Geologic field mapping surveys integrated with structural, thermochronological, and geochronological analyses confirm the existence of an orogen-parallel strike-slip–dominated shear zone in the upper Karnali valley of northwestern Nepal. This shear zone obliquely cuts through the upper Greater Himalayan Sequence and is characterized by a S-dipping, high-strain foliation and intensely developed ESE-WNW–trending, shallow-plunging mineral elongation lineation. Monazite grains within the Greater Himalayan Sequence are deformed and transposed parallel to the orogen-parallel shear zone and ESE-WNW elongation lineations. In situ U-Th/Pb monazite geochronology constrains metamorphism between 19 and 15 Ma, which is consistent with the timing of Neohimalayan metamorphism and S-directed extrusion of the Greater Himalayan Sequence across the Himalaya, and it is therefore interpreted to have preceded orogen-parallel strike-slip deformation. Mineral deformation mechanisms and quartz c-axis patterns of orogen-parallel fabrics record a rapid increase in temperature of deformation from ∼350 °C along upper levels of the shear zone to greater than 630 °C at ∼2.5 km depth structurally below the shear zone. Symmetric quartz c-axis fabrics further suggest deformation included a significant component of pure shear. The 40Ar/39Ar thermochronology of foliation-defining muscovite indicates that orogen-parallel shearing was active in the area between ca. 13 and 10 Ma while temperatures cooled through the muscovite closure temperature for argon. By integrating these data with the current understanding of tectonic processes in the Himalaya, we interpret a transition from S-directed extrusion of the Greater Himalayan Sequence to orogen-parallel extension between ca. 15 and 13 Ma in the upper Karnali valley. Integration of our findings with chronological constraints from other migmatite-cored domes supports the growing recognition of a Himalayan-wide mid-Miocene initiation of orogen-parallel extension.

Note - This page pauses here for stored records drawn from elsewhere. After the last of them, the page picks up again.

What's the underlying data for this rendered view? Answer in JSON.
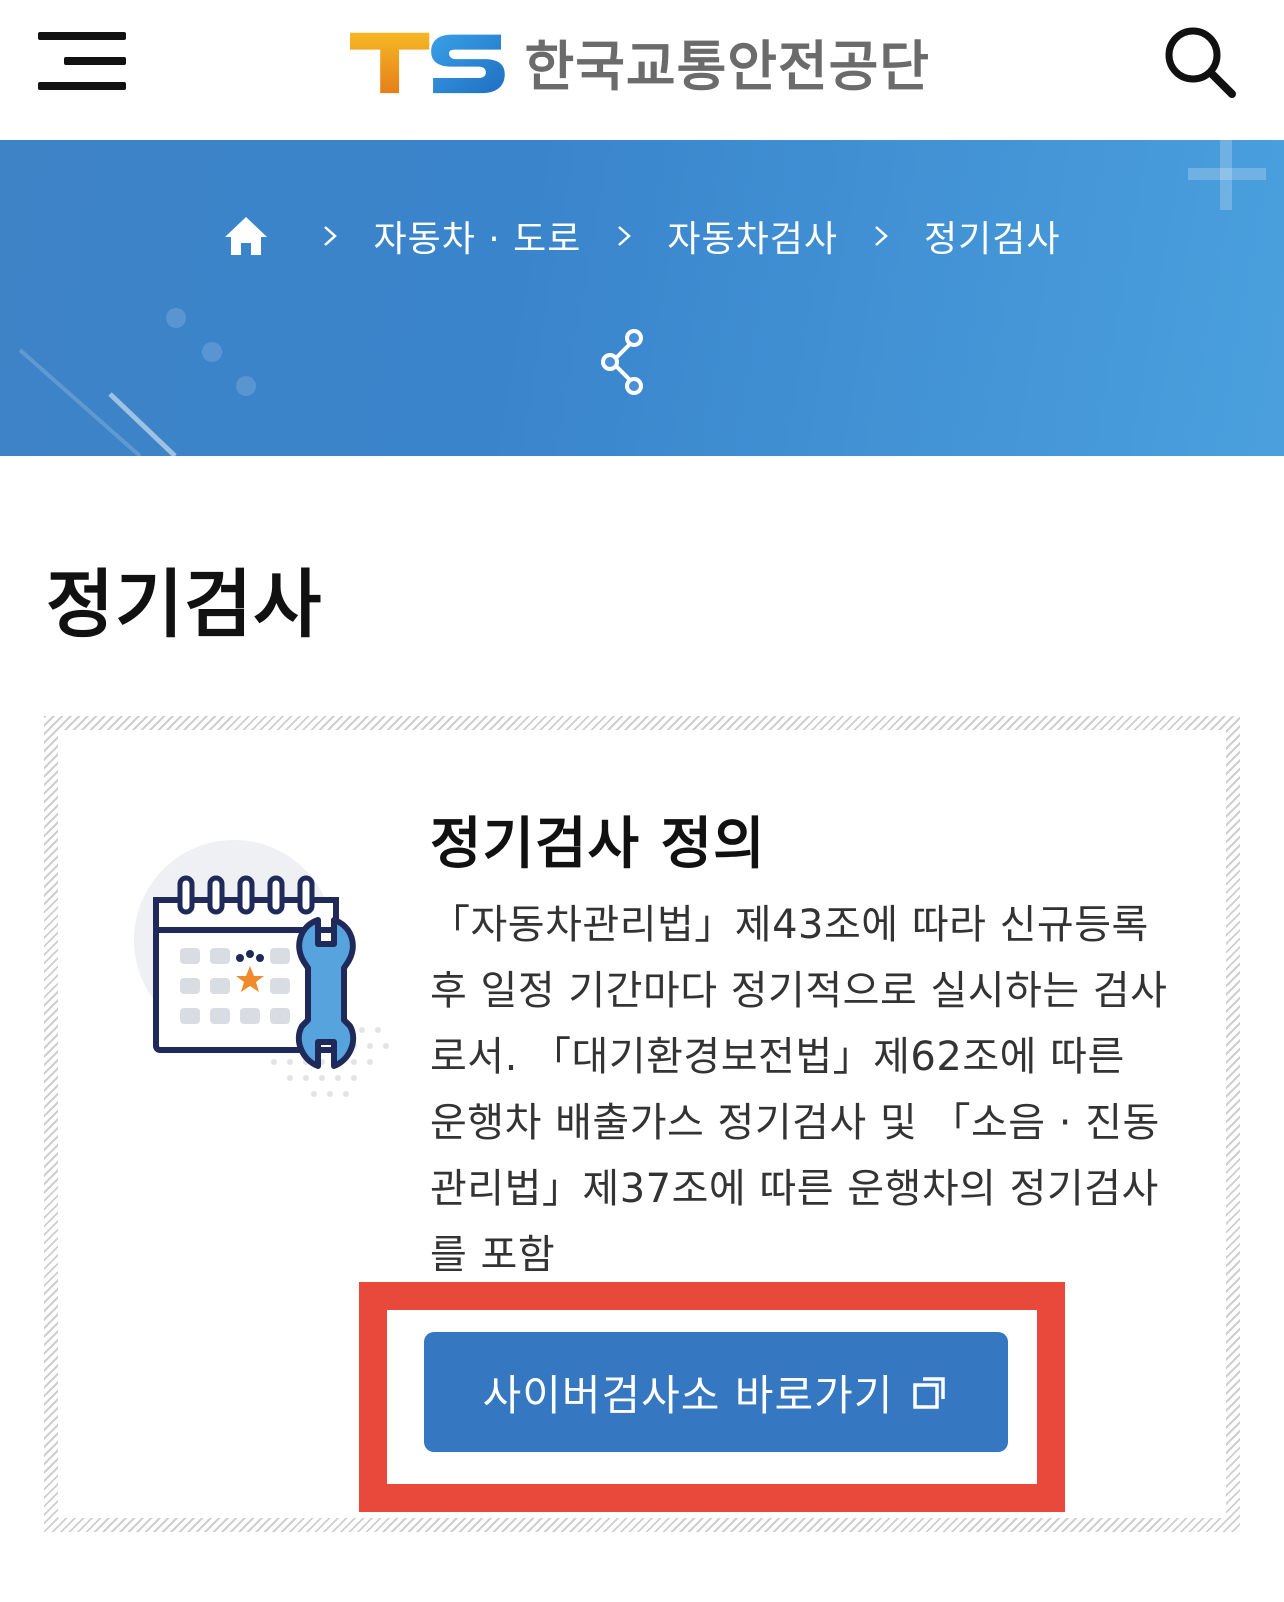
{
  "header": {
    "logo_mark": "TS",
    "logo_text": "한국교통안전공단",
    "menu_icon": "hamburger-menu-icon",
    "search_icon": "search-icon"
  },
  "breadcrumb": {
    "home_icon": "home-icon",
    "items": [
      "자동차 · 도로",
      "자동차검사",
      "정기검사"
    ],
    "share_icon": "share-icon"
  },
  "page": {
    "title": "정기검사"
  },
  "card": {
    "title": "정기검사 정의",
    "description": "「자동차관리법」제43조에 따라 신규등록 후 일정 기간마다 정기적으로 실시하는 검사로서. 「대기환경보전법」제62조에 따른 운행차 배출가스 정기검사 및 「소음 · 진동관리법」제37조에 따른 운행차의 정기검사를 포함",
    "illustration_icon": "calendar-wrench-icon"
  },
  "cta": {
    "label": "사이버검사소 바로가기",
    "icon": "new-window-icon"
  },
  "colors": {
    "banner_blue": "#3e83c6",
    "button_blue": "#3677c1",
    "highlight_red": "#e8493b",
    "logo_orange": "#f0a020",
    "logo_blue": "#2f86d3"
  }
}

- Received 30 October 2014.
- Revision received 22 April 2015.
- Accepted 19 May 2015.
- © 2015 Geological Society of America